__DIRECTIONS FOR THIS TASK__. Copy out each line of the listing below that contains the word "JSON".

+++ SOURCE DATA

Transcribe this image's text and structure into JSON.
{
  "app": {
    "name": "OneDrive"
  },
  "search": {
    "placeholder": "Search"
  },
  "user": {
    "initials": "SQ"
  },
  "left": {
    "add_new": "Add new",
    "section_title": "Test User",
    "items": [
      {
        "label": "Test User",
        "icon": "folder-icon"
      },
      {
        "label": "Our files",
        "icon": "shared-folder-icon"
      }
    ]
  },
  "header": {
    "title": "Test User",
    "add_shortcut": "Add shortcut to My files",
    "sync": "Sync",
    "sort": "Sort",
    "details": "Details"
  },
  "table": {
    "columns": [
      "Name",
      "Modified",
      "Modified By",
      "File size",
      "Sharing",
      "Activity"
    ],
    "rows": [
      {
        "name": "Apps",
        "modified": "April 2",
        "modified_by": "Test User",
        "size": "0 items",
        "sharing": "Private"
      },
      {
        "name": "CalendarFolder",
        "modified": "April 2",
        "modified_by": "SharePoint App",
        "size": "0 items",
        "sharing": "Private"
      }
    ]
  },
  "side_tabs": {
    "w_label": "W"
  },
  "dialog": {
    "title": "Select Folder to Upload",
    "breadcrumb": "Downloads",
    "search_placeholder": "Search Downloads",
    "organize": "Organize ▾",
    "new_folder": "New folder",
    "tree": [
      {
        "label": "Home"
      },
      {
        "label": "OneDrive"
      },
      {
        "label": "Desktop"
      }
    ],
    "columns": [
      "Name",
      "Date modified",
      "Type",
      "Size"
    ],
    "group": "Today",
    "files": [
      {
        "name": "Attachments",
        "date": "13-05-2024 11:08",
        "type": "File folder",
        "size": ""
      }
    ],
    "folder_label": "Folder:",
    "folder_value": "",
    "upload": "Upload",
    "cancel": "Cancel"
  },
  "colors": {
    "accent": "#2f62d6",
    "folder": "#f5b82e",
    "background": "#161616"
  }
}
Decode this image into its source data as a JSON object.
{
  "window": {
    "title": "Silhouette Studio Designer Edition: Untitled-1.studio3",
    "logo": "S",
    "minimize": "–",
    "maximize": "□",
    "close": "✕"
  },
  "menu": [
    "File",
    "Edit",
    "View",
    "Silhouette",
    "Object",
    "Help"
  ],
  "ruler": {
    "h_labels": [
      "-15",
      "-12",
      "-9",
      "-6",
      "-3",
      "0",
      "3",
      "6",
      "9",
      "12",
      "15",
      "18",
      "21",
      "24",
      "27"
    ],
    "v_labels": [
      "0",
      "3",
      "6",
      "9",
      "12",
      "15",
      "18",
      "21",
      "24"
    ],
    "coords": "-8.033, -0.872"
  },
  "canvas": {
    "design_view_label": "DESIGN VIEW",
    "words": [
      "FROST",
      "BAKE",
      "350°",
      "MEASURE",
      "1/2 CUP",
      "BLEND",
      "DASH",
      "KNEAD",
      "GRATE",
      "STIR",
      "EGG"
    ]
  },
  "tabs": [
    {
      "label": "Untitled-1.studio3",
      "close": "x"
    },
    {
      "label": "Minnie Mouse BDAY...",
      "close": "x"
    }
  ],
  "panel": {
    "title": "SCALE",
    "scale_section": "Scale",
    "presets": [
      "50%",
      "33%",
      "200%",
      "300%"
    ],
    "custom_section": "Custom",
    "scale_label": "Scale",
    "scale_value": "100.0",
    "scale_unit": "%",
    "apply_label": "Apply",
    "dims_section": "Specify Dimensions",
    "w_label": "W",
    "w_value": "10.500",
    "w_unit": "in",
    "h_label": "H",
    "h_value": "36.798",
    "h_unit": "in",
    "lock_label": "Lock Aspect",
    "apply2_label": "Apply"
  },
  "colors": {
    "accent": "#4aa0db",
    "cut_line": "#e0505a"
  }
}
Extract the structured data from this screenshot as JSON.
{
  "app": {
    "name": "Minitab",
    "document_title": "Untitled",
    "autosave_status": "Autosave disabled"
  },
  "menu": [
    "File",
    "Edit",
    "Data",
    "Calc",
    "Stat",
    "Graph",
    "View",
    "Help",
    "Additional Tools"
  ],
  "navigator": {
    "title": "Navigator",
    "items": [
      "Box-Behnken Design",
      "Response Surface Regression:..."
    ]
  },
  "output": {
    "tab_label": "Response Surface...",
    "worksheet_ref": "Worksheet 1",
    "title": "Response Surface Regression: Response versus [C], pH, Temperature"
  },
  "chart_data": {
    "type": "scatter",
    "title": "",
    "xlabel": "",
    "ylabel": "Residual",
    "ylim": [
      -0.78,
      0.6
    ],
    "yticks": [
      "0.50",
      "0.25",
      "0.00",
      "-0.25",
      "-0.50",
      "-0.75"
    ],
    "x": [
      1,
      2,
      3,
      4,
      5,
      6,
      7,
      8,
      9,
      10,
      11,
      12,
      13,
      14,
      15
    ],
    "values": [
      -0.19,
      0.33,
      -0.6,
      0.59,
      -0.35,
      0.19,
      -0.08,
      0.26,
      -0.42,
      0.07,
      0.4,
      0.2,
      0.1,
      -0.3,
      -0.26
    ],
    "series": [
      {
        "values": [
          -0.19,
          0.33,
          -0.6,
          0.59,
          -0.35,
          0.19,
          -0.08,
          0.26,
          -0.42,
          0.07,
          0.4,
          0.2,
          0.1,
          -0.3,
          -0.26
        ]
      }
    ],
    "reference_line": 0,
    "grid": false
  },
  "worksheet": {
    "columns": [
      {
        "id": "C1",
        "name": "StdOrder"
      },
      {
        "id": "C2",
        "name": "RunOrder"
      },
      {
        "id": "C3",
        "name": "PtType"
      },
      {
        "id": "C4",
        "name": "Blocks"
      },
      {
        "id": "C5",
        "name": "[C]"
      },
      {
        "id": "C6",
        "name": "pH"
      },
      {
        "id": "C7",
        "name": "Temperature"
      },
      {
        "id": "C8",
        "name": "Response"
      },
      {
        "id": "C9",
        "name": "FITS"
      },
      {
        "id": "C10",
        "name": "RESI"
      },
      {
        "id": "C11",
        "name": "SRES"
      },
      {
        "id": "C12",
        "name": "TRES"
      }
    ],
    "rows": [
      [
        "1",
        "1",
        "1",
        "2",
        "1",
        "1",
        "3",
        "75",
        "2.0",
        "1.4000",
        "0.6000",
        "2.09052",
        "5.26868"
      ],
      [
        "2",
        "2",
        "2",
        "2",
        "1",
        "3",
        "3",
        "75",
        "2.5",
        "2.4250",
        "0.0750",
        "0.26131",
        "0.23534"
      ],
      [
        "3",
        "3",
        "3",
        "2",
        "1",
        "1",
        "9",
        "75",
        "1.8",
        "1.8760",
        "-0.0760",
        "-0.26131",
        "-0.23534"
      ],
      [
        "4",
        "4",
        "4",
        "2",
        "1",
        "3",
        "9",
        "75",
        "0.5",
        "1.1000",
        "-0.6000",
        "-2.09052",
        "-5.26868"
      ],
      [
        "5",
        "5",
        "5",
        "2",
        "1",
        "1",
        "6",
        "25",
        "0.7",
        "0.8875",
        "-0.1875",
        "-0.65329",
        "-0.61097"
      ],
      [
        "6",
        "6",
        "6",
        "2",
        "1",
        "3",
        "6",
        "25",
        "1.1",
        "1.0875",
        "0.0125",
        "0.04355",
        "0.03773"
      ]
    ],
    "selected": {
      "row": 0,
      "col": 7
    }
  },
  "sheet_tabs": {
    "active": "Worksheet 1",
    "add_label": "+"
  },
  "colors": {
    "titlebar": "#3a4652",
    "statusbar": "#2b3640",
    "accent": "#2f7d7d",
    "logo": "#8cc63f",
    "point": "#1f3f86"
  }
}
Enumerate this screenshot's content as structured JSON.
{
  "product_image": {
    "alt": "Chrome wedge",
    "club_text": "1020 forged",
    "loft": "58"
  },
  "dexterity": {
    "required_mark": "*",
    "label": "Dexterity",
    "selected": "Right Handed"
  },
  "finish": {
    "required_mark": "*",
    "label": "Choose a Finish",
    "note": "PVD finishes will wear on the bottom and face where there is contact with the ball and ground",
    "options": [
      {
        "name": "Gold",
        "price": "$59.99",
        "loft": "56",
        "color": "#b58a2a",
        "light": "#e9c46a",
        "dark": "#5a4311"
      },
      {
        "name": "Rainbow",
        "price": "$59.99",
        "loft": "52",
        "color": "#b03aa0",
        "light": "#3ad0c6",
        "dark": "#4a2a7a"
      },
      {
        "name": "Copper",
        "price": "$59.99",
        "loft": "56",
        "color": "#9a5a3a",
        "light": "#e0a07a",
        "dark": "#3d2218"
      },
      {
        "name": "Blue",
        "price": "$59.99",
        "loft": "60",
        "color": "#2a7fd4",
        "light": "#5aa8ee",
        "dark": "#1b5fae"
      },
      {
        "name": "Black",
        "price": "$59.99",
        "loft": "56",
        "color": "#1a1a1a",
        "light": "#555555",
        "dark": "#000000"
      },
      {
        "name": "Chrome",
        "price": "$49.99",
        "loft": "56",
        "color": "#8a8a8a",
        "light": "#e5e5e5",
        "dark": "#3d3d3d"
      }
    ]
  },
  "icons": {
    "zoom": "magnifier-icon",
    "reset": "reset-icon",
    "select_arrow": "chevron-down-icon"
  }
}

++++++

__TASK ANSWER__.
Transcribe this image's text and structure into JSON.
Decode this image into its source data as a JSON object.
Extract the structured data from this screenshot as JSON.
Enumerate this screenshot's content as structured JSON.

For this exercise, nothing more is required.